Get a daily digest of the most important stories affecting your hometown with Axios Tampa Bay

Please enter a valid email.

Please enter a valid email.

Subscription failed
Thank you for subscribing!

Want a daily digest of the top Charlotte news?

Get a daily digest of the most important stories affecting your hometown with Axios Charlotte

Please enter a valid email.

Please enter a valid email.

Subscription failed
Thank you for subscribing!

Please enter a valid email.

Please enter a valid email.

Subscription failed
Thank you for subscribing!

Senate Minority Leader Chuck Schumer (D-N.Y.). Photo: Andrew Burton/Getty Images

Senate Minority Leader Chuck Schumer (D-N.Y.) lambasted Senate Republicans' stripped-down coronavirus relief package as "emaciated," accusing his colleagues in a Thursday letter of only trying to "give the appearance of action."

Why it matters: Talks broke down between Democrats and the White House before Congress left for August recess last month, but Schumer's comments indicate a deal may be hard to come by even when the Senate returns next week.

  • Senate Republicans hope to pass a "skinny" coronavirus relief package that would include some expanded unemployment benefits, a PPP extension and funding for the U.S. Postal Service.
  • While it would lay a marker for Republicans, who have yet to pass anything for the next round of stimulus, it's likely to be a non-starter with Democrats in both houses who have continually pushed for something more expansive.

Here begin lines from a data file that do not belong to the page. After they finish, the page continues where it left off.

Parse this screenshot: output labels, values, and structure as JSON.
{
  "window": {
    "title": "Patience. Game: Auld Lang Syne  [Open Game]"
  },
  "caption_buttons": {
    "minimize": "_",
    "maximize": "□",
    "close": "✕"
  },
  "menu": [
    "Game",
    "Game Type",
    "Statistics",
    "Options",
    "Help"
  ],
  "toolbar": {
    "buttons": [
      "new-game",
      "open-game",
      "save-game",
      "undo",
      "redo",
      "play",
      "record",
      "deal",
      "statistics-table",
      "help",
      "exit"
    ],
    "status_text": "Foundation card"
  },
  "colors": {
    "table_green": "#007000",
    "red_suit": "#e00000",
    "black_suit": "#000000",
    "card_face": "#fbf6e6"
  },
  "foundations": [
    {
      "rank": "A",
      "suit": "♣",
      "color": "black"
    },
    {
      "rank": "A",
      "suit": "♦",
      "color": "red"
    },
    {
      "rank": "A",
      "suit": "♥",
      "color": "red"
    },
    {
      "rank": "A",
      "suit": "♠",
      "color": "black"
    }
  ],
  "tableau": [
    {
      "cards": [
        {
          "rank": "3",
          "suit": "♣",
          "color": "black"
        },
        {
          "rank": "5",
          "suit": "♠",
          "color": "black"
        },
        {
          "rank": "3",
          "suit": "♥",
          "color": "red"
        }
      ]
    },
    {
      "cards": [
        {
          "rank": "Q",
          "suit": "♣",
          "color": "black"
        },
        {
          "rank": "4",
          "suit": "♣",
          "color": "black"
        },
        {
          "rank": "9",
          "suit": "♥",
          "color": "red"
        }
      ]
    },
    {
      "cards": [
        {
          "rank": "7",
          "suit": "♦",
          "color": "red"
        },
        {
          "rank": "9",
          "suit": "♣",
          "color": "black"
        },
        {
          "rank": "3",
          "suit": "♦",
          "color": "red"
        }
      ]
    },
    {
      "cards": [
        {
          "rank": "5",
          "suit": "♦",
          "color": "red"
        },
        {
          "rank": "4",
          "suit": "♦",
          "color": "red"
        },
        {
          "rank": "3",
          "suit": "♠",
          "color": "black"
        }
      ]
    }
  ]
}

What he's saying: Schumer said Republicans in the Senate "have been 'on pause'" in combatting the pandemic and accused Senate Majority Leader Mitch McConnell (R-Ky.) of "planning another round of partisan games."

  • "Democrats have negotiated in good faith and we have offered to meet our Republican counterparts in the middle, but the White House has refused to make any significant compromise."
  • "Republicans may call their proposal 'skinny,' but it would be more appropriate to call it 'emaciated.' Their proposal appears to be completely inadequate and, by every measure, fails to meet the needs of the American people."
  • "We should strive for, and hope we can achieve, another comprehensive, bipartisan bill that meets the moment facing our nation."

Go deeper

Cuomo says New York City will close indoor dining next week

New York City will close indoor dining on Monday in an effort to curb the spread of the coronavirus, Gov. Andrew Cuomo said Friday.

Why it matters: Hospitalizations have continued to increase in New York City, a metric that Cuomo said the state would watch to determine whether tighter restrictions would be necessary. Takeout, delivery and outdoor dining will be allowed to continue.

Meadows hints FDA chief's job is in jeopardy over coronavirus vaccine

Hahn at a Senate hearing Sept. 23. Photo: Alex Edelman-Pool/Getty Images

White House chief of staff Mark Meadows hinted to Food and Drug Administration commissioner Stephen Hahn on a phone call Friday that his job security might be in jeopardy as he pushed the FDA chief to approve Pfizer's coronavirus vaccine by the end of the day, according to two sources familiar with the call.

Why it matters: It's one more example of the White House putting political pressure on the FDA to expedite its green light on a coronavirus vaccine.

Dec 12, 2020 - Health

CDC: Public schools need about $22 billion to safely reopen doors

Illustration: Rebecca Zisser / Axios

Public schools would have to spend between $55 and $442 per student on average to implement COVID-19 safety precautions for in-person classes, the Centers for Disease Control and Prevention calculated on Friday.

Why it matters: Schools have already spent millions to re-open and close — hitting many districts with pandemic-strained budgets particularly hard.